Assignment: Note every line in the entries that contains the string "section", and copy it.

*** Data for this exercise ***

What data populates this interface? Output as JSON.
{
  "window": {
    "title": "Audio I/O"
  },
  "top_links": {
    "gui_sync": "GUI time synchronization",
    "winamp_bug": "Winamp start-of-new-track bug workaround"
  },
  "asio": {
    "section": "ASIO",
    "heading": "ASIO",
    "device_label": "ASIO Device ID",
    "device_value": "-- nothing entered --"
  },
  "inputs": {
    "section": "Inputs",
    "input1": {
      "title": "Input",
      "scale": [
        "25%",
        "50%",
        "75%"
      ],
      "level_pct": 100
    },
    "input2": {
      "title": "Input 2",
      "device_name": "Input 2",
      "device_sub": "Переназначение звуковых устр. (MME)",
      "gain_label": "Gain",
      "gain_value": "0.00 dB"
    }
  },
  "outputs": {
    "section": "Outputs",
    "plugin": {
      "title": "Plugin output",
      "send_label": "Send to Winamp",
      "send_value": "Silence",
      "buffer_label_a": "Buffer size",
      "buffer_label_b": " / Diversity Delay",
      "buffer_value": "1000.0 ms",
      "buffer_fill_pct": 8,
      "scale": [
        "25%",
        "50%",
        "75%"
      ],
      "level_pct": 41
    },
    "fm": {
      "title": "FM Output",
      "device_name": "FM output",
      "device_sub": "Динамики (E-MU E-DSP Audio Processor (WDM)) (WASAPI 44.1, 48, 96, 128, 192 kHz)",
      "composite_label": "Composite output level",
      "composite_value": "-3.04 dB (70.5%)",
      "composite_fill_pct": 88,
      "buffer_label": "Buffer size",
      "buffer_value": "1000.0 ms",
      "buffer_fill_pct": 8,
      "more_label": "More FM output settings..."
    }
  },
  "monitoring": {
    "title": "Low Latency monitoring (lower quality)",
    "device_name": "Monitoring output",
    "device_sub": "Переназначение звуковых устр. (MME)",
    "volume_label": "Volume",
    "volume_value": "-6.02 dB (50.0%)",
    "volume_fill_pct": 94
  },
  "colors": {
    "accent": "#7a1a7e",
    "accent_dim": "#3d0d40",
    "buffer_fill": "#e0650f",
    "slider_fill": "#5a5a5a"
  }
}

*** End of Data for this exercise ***

Solution to the problem:
    "section": "ASIO",
    "section": "Inputs",
    "section": "Outputs",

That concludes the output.